    16. Causal Effect • The causal effect is the comparison of the potential outcome under treatment to the potential outcome under control • For quantitative outcomes, we often take a difference: Causal Effect = Y(treatment) – Y(control)

    17. Causal Effect • Possibility 1: Y(organic) = no cancer, Y(non-organic) = cancer Causal effect for this individual: choosing organic produce prevents cancer, which he otherwise would have gotten eating non-organic • Possibility 2: Y(organic) = cancer, Y(non-organic) = cancer Causal effect for this individual: he would get cancer regardless, so no causal effect

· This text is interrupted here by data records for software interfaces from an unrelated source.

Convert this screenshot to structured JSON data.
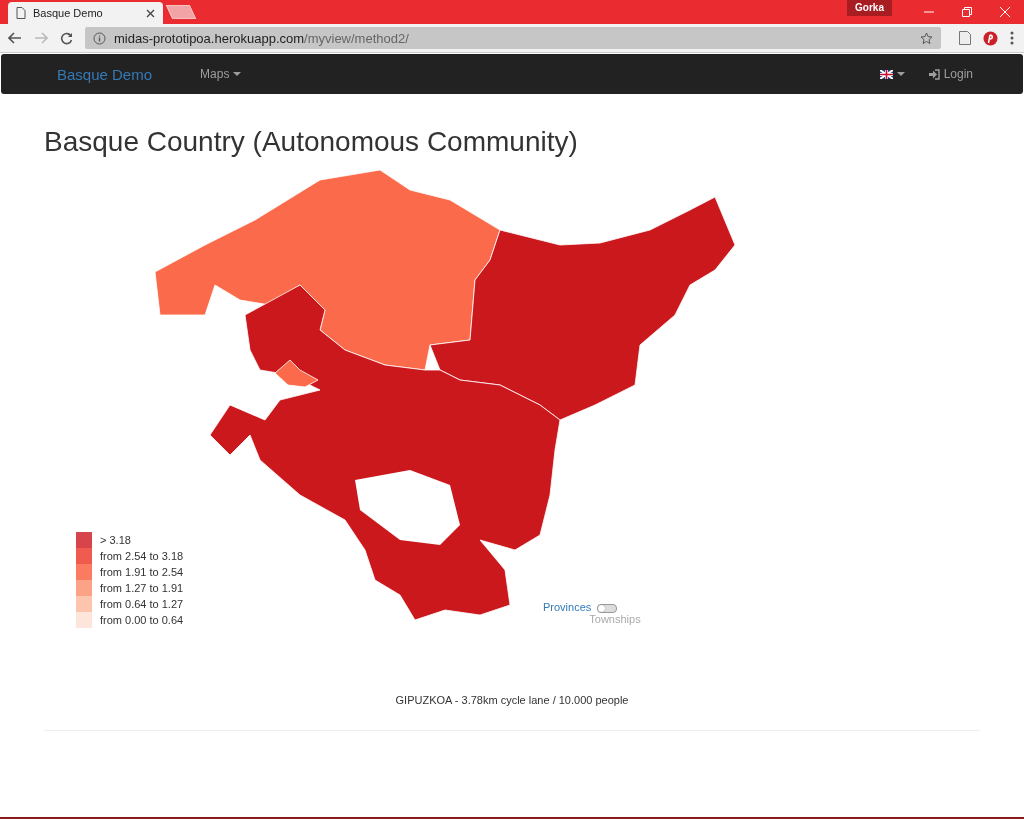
{
  "browser": {
    "tab_title": "Basque Demo",
    "profile": "Gorka",
    "url_host": "midas-prototipoa.herokuapp.com",
    "url_path": "/myview/method2/"
  },
  "navbar": {
    "brand": "Basque Demo",
    "menu": "Maps",
    "login": "Login"
  },
  "title": "Basque Country (Autonomous Community)",
  "map": {
    "regions": [
      {
        "color": "#fb6a4a"
      },
      {
        "color": "#cb181d"
      },
      {
        "color": "#cb181d"
      },
      {
        "color": "#fb6a4a"
      }
    ],
    "legend": [
      {
        "label": "> 3.18",
        "color": "#d7444c"
      },
      {
        "label": "from 2.54 to 3.18",
        "color": "#ef5c4f"
      },
      {
        "label": "from 1.91 to 2.54",
        "color": "#fb7b60"
      },
      {
        "label": "from 1.27 to 1.91",
        "color": "#fca286"
      },
      {
        "label": "from 0.64 to 1.27",
        "color": "#fdc4ae"
      },
      {
        "label": "from 0.00 to 0.64",
        "color": "#fee5db"
      }
    ],
    "toggle": {
      "left": "Provinces",
      "right": "Townships",
      "on": false
    }
  },
  "caption": "GIPUZKOA - 3.78km cycle lane / 10.000 people"
}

    18. Causal Effect • Y = test score • Y(study) – Y(don’t study) • Example: Y(study) = 90, Y(don’t study) = 60 • Causal effect = 90 – 60 = 30. Studying causes a 30 point gain in test score for this unit. • Y = accident (y/n) • Y(texting) vs Y(not texting) • Y = energy during the day • Y(morning exercise) – Y(no morning exercise) • Y = hook-up (y/n) • Y(alcohol) vs Y(no alcohol)

    19. Units • These are unit-level causal effect • Unit: the person, place, or thing upon which the treatment will operate, at a particular point in time • Note: the same person at different points in time = different units • The causal effect will probably not be the same for each unit

    20. Causal Effects • The definition of a causal effect does not depend on which treatment is observed • Causal effects, in their definition, do not relate to probability distribution for subjects “who got different treatments”, or to coefficients of models • Not a before-after comparison. Potential outcomes are a “what-if” comparison. • Potential outcomes may depend on other variables (not just the treatment)

    21. Causal Effects • Fundamental problem in estimating causal effects: at most one potential outcome observed for each unit • The other potential outcome lies in an unobserved counterfactual land… what would have happened, under a different treatment For treated units: Y(treatment) = observed, Y(control) = ??? For control units: Y(treatment) = ???, Y(control) = observed

    22. Estimation • For the definition of a causal effect: compare potential outcomes for a single unit • However, in reality, we can only see one potential outcome for each unit • For estimation of a causal effect we will need to consider multiple units, some who have been exposed to the treatment, and some to the control

    23. Multiple Units • Need to compare similar units, some exposed to active treatment, and some to control • Can be same units at different points in time, or different units at the same point in time • In this class we will focus primarily on comparing different (but similar) units at the same point in time

    24. Summary • Causality is tied to an action (treatment) • Potential outcomes represent the outcome for each unit under treatment and control • A causal effect compares the potential outcome under treatment to the potential outcome under control for each unit • In reality, only one potential outcome observed for each unit, so need multiple units to estimate causal effects